22 Interesting Facts about Idiophone

An idiophone is a type of musical instrument that produces sound primarily by the vibration of its own substance without requiring strings, membranes, or air columns. The term “idiophone” is derived from the Greek words “idio” (meaning “self”) and “phone” (meaning “voice” or “sound”). Essentially, idiophones create sound through the inherent properties of the material they are made from, generating unique and distinct tones.

Idiophones are one of the oldest forms of musical instruments and are found in diverse cultures globally. They come in various shapes and sizes, from small handheld percussion instruments like bells and claves to large instruments such as gongs and xylophones. These instruments are crucial in traditional and contemporary music, often providing the rhythmic and melodic foundation of musical compositions.

There are several classifications of idiophones based on their mode of sound production. For instance, concussion idiophones produce sound through striking, clashing, or shaking, like cymbals or maracas. Friction idiophones produce sound through friction or rubbing, like the musical saw. Percussion idiophones are sounded by being struck, such as a triangle or a woodblock. All these categories demonstrate the versatility and creative potential of idiophones in musical expression.


Gong, an idiophone

Let’s take a look at these 22 interesting facts about idiophone to know more about this type of musical instrument.
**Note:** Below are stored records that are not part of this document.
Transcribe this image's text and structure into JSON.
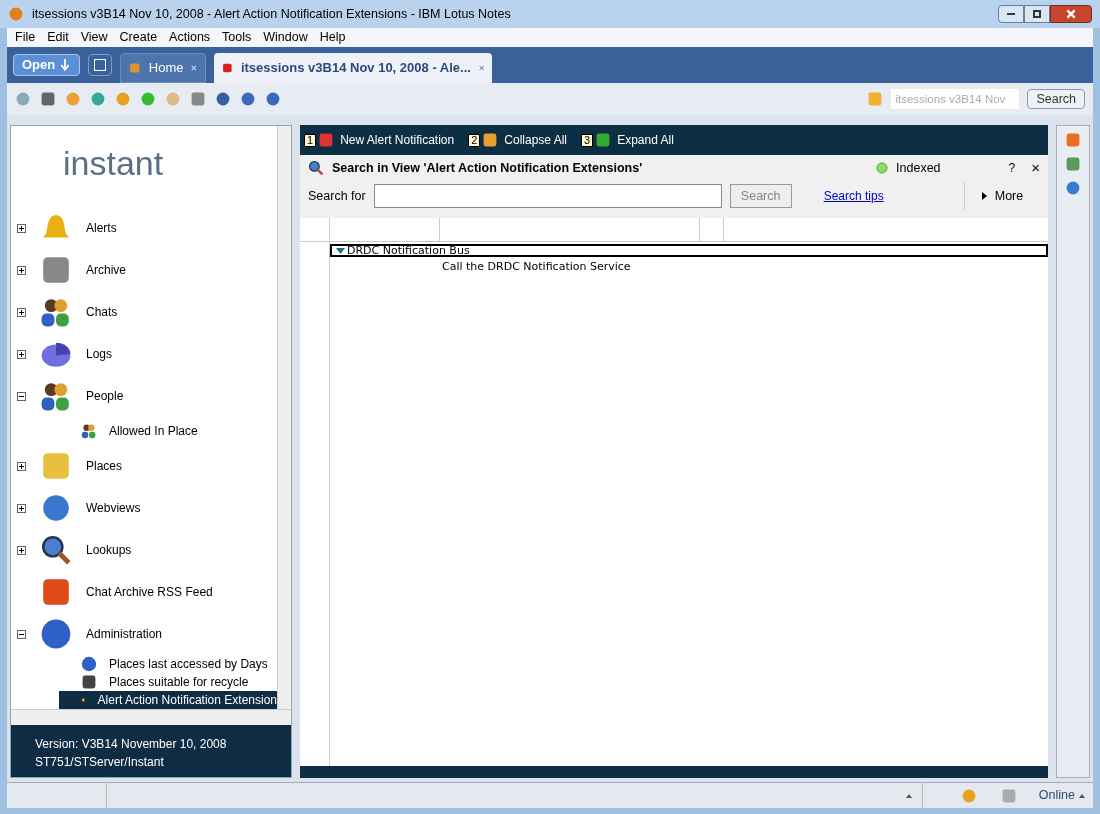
{
  "window": {
    "title": "itsessions v3B14 Nov 10, 2008 - Alert Action Notification Extensions - IBM Lotus Notes"
  },
  "menu": [
    "File",
    "Edit",
    "View",
    "Create",
    "Actions",
    "Tools",
    "Window",
    "Help"
  ],
  "open_button": "Open",
  "tabs": [
    {
      "label": "Home",
      "selected": false
    },
    {
      "label": "itsessions v3B14 Nov 10, 2008 - Ale...",
      "selected": true
    }
  ],
  "toolbar_search": {
    "placeholder": "itsessions v3B14 Nov",
    "button": "Search"
  },
  "sidebar": {
    "logo": "instant",
    "items": [
      {
        "label": "Alerts",
        "expanded": false
      },
      {
        "label": "Archive",
        "expanded": false
      },
      {
        "label": "Chats",
        "expanded": false
      },
      {
        "label": "Logs",
        "expanded": false
      },
      {
        "label": "People",
        "expanded": true,
        "children": [
          {
            "label": "Allowed In Place",
            "selected": false
          }
        ]
      },
      {
        "label": "Places",
        "expanded": false
      },
      {
        "label": "Webviews",
        "expanded": false
      },
      {
        "label": "Lookups",
        "expanded": false
      },
      {
        "label": "Chat Archive RSS Feed"
      },
      {
        "label": "Administration",
        "expanded": true,
        "children": [
          {
            "label": "Places last accessed by Days",
            "selected": false
          },
          {
            "label": "Places suitable for recycle",
            "selected": false
          },
          {
            "label": "Alert Action Notification Extension",
            "selected": true
          }
        ]
      }
    ],
    "footer": [
      "Version: V3B14 November 10, 2008",
      "ST751/STServer/Instant"
    ]
  },
  "actions": [
    {
      "number": "1",
      "label": "New Alert Notification"
    },
    {
      "number": "2",
      "label": "Collapse All"
    },
    {
      "number": "3",
      "label": "Expand All"
    }
  ],
  "search_panel": {
    "title": "Search in View 'Alert Action Notification Extensions'",
    "status": "Indexed",
    "help": "?",
    "close": "×",
    "label": "Search for",
    "button": "Search",
    "button_disabled": true,
    "link": "Search tips",
    "more": "More"
  },
  "view": {
    "rows": [
      {
        "label": "DRDC Notification Bus",
        "expanded": true,
        "children": [
          {
            "label": "Call the DRDC Notification Service"
          }
        ]
      }
    ]
  },
  "status_bar": {
    "status": "Online"
  }
}
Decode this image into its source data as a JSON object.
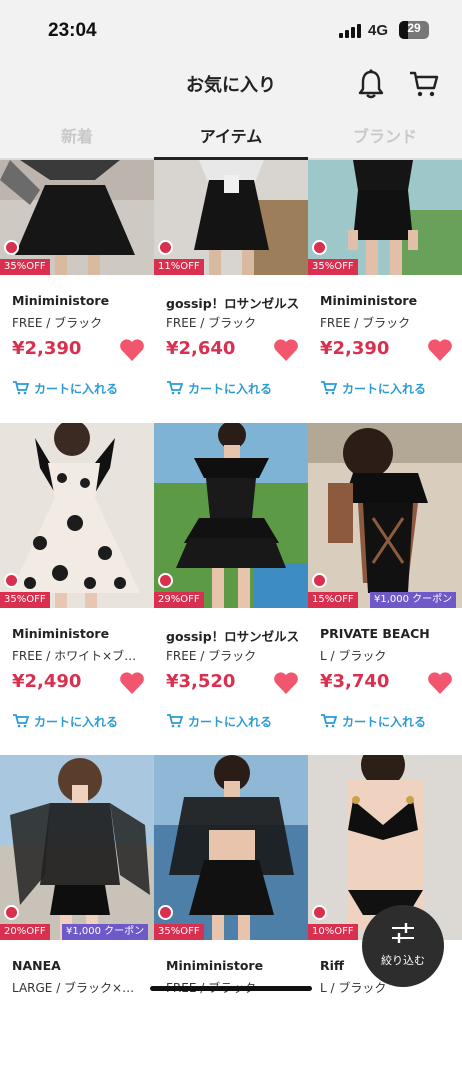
{
  "status_bar": {
    "time": "23:04",
    "network": "4G",
    "battery": "29"
  },
  "header": {
    "title": "お気に入り"
  },
  "tabs": [
    {
      "label": "新着"
    },
    {
      "label": "アイテム"
    },
    {
      "label": "ブランド"
    }
  ],
  "products": [
    {
      "brand": "Miniministore",
      "variant": "FREE / ブラック",
      "price": "¥2,390",
      "discount": "35%OFF",
      "coupon": "",
      "add_to_cart": "カートに入れる"
    },
    {
      "brand": "gossip！ロサンゼルス",
      "variant": "FREE / ブラック",
      "price": "¥2,640",
      "discount": "11%OFF",
      "coupon": "",
      "add_to_cart": "カートに入れる"
    },
    {
      "brand": "Miniministore",
      "variant": "FREE / ブラック",
      "price": "¥2,390",
      "discount": "35%OFF",
      "coupon": "",
      "add_to_cart": "カートに入れる"
    },
    {
      "brand": "Miniministore",
      "variant": "FREE / ホワイト×ブ…",
      "price": "¥2,490",
      "discount": "35%OFF",
      "coupon": "",
      "add_to_cart": "カートに入れる"
    },
    {
      "brand": "gossip！ロサンゼルス",
      "variant": "FREE / ブラック",
      "price": "¥3,520",
      "discount": "29%OFF",
      "coupon": "",
      "add_to_cart": "カートに入れる"
    },
    {
      "brand": "PRIVATE  BEACH",
      "variant": "L / ブラック",
      "price": "¥3,740",
      "discount": "15%OFF",
      "coupon": "¥1,000 クーポン",
      "add_to_cart": "カートに入れる"
    },
    {
      "brand": "NANEA",
      "variant": "LARGE / ブラック×…",
      "price": "",
      "discount": "20%OFF",
      "coupon": "¥1,000 クーポン",
      "add_to_cart": ""
    },
    {
      "brand": "Miniministore",
      "variant": "FREE / ブラック",
      "price": "",
      "discount": "35%OFF",
      "coupon": "",
      "add_to_cart": ""
    },
    {
      "brand": "Riff",
      "variant": "L / ブラック",
      "price": "",
      "discount": "10%OFF",
      "coupon": "",
      "add_to_cart": ""
    }
  ],
  "filter_button": {
    "label": "絞り込む"
  },
  "colors": {
    "accent_red": "#d9304f",
    "heart_pink": "#f2566f",
    "link_blue": "#2a9bd6",
    "coupon_purple": "#6f59c8"
  },
  "icons": [
    "bell-icon",
    "cart-icon",
    "heart-icon",
    "timer-icon",
    "filter-icon"
  ]
}
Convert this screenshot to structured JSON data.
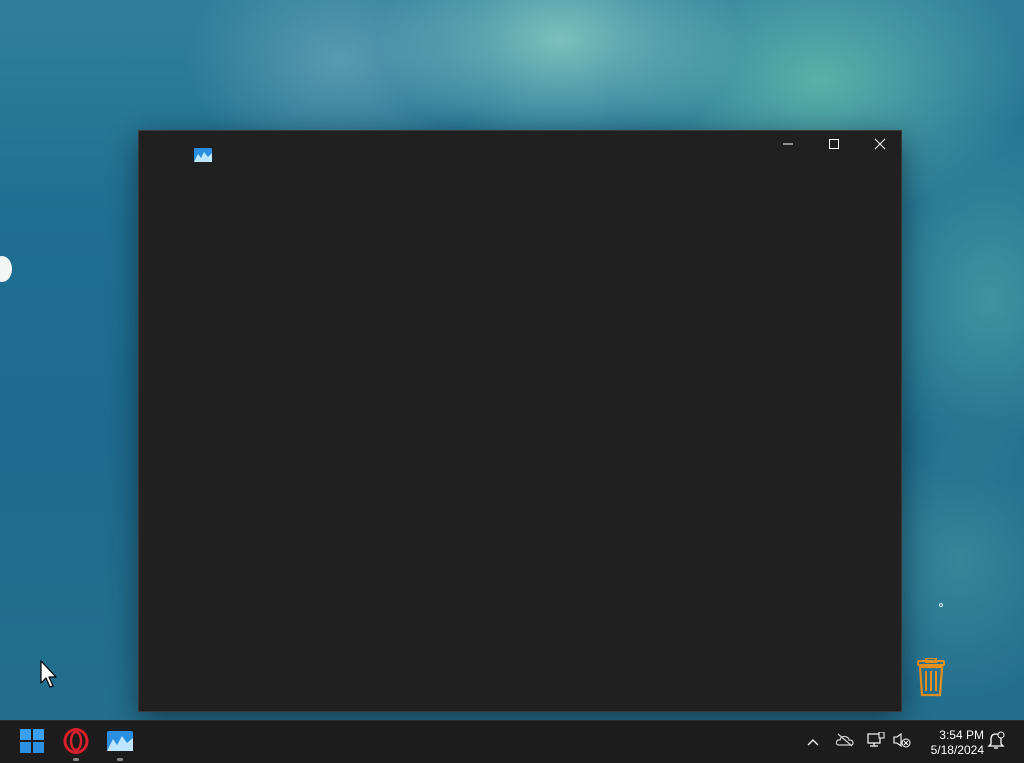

  1. Ancient Origins: Idiophones are among the earliest known musical instruments, with examples dating back to ancient civilizations like Mesopotamia and Egypt.
  2. Wide Variety: Idiophones encompass a vast array of instruments, including bells, maracas, cymbals, xylophones, gongs, triangles, and many more.
  3. No External Vibrating Element: Unlike string or wind instruments, idiophones do not rely on external vibrating elements like strings or air columns to produce sound.
  4. Material Variations: Idiophones can be made from a wide range of materials, including metal, wood, stone, bone, and even glass.
  5. Tuned and Untuned: Idiophones can be categorized as tuned or untuned. Tuned idiophones produce specific pitches, while untuned idiophones produce random sounds.
  6. Unique Vibrations: Each idiophone produces a unique vibration pattern based on its shape, material, and method of sound production.
  7. Cultural Significance: Idiophones hold significant cultural importance worldwide, often featuring prominently in rituals, ceremonies, and traditional music.
  8. Traditional and Folk Music: Many idiophones are central to traditional and folk music of various cultures, providing the rhythmic backbone of the compositions.
  9. Concert Hall Use: While idiophones are often associated with folk or traditional music, some, like the vibraphone and marimba, are also used in contemporary concert hall settings.
  10. Percussive Character: Idiophones are often considered a subset of percussion instruments due to their percussive nature.
  11. Mallets and Beaters: Many idiophones are played using mallets, beaters, or hammers, striking the instrument to produce sound.
  12. Resonance Chambers: Some idiophones have built-in resonance chambers that amplify and enrich the sound produced.
  13. Dynamic Range: Idiophones can have a wide dynamic range, producing both soft and loud sounds, depending on the force of striking.
  14. Combination Instruments: Some idiophones are part of combination instruments, like the vibraphone, which is a mix of a metallophone and resonator.
  15. Portable and Handheld: Idiophones include many handheld instruments, making them easily portable and accessible for musicians.
  16. Cultural Diversity: Different regions and cultures have their idiophones with distinct playing techniques and sounds, showcasing the diversity in musical expression.
  17. Educational Instruments: Idiophones are often used in educational settings to introduce students to the world of music and rhythm.
  18. Experimental Music: In contemporary and experimental music genres, idiophones are used creatively to explore novel sounds and musical concepts.
  19. Rhythmic Precision: Idiophones are crucial for maintaining rhythmic precision in music, aiding both performers and audiences in keeping time.
  20. Orchestral Inclusion: Many idiophones are integral to the modern orchestra, enhancing the sonic palette and adding unique timbres to orchestral compositions.
  21. Environmental Sounds: Everyday objects that produce sound, like keys jingling or coins rattling, are considered idiophones when used musically.
  22. Sustained Sounds: While some idiophones produce quick, staccato sounds, others, like singing bowls, produce sustained and resonant tones when struck or rubbed.

In the rich symphony of musical instruments, idiophones hold a unique and percussive place. From the ancient beating of drums to the delicate chiming of bells, idiophones showcase the ingenious harmony between the material world and human creativity. Their diverse forms and vibrant sounds resonate across cultures, weaving into the fabric of traditional rituals, celebratory dances, and contemporary compositions. Each idiophone, with its distinctive vibration pattern and characteristic resonance, contributes to the rhythmic heartbeat of music, embodying the profound connection between human expression and the innate musicality found in everyday objects. As we tap, strike, shake, or rub these instruments, we celebrate the elemental spirit of music and the universal language it speaks, reminding us that in the simplest of sounds lies a melody waiting to be heard and appreciated.